News & Insights

Height requirement fails to measure up

We explain a recent case in the European courts which considered whether a minimum height requirement was indirect sex discrimination.

Indirect sex discrimination occurs where an apparently neutral policy puts one sex at a particular disadvantage compared with persons of the other sex, and the policy cannot be justified as a proportionate means of achieving a legitimate aim. The policy in question was a national law in Greece which requires all police officer candidates applying to training school to be at least 1.70 metres (5.58 foot) tall.

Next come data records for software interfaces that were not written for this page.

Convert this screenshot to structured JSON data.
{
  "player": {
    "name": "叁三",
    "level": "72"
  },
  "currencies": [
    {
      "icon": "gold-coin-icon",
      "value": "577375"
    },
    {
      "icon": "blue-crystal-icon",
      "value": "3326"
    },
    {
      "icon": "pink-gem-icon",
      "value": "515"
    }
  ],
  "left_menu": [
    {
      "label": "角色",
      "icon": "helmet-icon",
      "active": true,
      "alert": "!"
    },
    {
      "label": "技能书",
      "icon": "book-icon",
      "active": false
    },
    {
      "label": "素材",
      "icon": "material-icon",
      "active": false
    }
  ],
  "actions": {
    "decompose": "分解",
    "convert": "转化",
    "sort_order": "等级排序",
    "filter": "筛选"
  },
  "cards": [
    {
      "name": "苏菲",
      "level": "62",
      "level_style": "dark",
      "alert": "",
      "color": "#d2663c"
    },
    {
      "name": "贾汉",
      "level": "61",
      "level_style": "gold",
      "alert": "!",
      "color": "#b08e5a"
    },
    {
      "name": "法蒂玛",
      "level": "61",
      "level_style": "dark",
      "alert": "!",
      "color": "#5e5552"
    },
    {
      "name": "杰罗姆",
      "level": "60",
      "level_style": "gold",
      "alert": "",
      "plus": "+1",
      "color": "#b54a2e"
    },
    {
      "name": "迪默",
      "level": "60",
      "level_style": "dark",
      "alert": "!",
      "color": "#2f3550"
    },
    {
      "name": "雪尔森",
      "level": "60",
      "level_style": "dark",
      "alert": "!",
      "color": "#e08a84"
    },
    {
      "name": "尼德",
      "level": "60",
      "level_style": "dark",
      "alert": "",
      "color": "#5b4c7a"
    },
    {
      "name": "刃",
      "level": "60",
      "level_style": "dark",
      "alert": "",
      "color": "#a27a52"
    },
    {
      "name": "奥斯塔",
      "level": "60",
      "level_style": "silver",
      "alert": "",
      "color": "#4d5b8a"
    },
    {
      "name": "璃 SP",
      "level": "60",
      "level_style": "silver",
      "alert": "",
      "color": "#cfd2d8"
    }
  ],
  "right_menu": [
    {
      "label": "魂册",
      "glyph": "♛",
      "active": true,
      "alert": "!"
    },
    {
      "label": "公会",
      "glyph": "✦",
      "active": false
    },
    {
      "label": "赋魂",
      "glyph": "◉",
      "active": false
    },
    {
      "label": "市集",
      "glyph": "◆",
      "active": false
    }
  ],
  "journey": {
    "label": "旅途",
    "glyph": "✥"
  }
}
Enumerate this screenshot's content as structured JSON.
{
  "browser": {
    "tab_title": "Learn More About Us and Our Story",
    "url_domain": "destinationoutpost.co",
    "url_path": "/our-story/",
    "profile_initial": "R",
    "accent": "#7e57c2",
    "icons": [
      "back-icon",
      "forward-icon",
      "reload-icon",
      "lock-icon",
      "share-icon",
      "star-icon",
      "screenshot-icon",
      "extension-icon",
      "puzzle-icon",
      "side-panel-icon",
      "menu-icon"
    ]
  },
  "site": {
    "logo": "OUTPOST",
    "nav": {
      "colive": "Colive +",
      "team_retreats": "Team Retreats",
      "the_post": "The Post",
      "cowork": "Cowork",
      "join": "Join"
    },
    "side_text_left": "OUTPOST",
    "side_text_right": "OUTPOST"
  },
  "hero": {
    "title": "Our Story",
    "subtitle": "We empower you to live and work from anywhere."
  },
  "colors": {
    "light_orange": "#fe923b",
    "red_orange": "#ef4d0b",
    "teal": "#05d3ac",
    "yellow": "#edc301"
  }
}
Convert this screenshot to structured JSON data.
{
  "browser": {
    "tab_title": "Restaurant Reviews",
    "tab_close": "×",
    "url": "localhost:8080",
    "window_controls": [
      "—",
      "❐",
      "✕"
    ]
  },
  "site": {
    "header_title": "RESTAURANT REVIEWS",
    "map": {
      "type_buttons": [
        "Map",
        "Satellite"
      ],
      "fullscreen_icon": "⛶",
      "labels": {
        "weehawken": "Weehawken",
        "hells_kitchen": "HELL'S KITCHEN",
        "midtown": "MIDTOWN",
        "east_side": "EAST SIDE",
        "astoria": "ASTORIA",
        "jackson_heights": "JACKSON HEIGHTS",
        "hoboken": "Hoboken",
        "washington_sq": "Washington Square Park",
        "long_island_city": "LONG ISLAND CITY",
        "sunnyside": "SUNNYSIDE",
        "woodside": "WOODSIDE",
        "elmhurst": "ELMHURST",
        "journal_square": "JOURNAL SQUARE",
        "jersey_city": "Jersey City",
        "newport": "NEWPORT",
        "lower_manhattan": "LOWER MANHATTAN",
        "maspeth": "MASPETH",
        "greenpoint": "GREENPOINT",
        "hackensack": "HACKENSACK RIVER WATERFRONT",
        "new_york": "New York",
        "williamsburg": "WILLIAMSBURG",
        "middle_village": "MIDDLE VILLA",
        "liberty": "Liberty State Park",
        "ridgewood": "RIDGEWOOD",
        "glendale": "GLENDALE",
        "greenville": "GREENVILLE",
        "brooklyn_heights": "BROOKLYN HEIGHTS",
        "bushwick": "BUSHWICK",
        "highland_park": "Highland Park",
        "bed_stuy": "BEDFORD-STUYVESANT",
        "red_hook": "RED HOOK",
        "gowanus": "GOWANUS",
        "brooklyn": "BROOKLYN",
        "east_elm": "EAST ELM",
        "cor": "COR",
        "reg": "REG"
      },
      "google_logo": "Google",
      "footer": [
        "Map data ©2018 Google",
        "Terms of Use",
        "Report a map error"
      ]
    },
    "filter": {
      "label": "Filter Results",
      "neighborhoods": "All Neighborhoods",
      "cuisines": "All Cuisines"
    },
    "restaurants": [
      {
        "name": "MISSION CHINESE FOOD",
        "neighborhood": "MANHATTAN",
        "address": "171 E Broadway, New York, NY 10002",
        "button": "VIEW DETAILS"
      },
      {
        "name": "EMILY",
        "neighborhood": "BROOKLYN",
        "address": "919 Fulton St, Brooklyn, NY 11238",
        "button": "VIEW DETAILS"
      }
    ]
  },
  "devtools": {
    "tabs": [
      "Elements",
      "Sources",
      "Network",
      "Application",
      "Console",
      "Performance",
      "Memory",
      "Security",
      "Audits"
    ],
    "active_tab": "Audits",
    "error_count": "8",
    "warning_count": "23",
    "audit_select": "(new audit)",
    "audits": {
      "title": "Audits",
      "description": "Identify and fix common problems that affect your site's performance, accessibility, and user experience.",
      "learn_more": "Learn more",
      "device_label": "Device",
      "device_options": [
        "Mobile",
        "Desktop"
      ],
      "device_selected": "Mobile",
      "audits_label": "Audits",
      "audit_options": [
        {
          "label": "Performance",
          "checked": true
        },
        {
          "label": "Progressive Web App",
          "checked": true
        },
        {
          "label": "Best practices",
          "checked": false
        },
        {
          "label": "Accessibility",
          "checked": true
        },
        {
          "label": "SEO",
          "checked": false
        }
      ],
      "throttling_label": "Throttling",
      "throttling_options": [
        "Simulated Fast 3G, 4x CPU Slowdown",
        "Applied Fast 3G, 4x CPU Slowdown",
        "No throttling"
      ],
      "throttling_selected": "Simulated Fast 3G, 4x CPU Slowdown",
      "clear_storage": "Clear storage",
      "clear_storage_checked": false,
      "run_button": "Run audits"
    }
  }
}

Ms Kalliri applied to join the police school but her application was rejected on the basis that, at 1.68 metres, she did not meet the minimum height requirement. Ms Kalliri disputed the requirement and the Greek courts found in her favour stating it was contrary to the constitutional principle of equality of the sexes. The Greek government appealed the decision and the question was referred to the European Court of Justice (ECJ).

The ECJ held that the minimum height requirement worked to the disadvantage of far more women than men because a larger number of women than men are less than 1.70 metres tall. On the issue of whether the requirement could be justified, the ECJ accepted the Greek government’s legitimate aim; to enable the effective accomplishment of the various tasks of the police force.

However, the ECJ held that the height requirement was not either appropriate or necessary to achieve the aim because certain police functions, such as traffic control, do not require the use of physical force or a particular physical aptitude. Even if all of the functions carried out by the Greek police require a particular physical aptitude, physical aptitude is not necessarily connected to being over a certain height. In any case, the aim could be achieved by measures that are less disadvantageous to women, such as carrying out pre-selection tests allowing physical ability to be assessed. The height requirement criterion was therefore not justified and indirectly discriminatory against women.

This case demonstrates that employers need to be careful when applying blanket restrictions which limit access to employment. Even if the employer has a legitimate aim to applying a restriction, assumptions based on physical ability should not be made; evidence will be required to demonstrate that they are necessary and appropriate.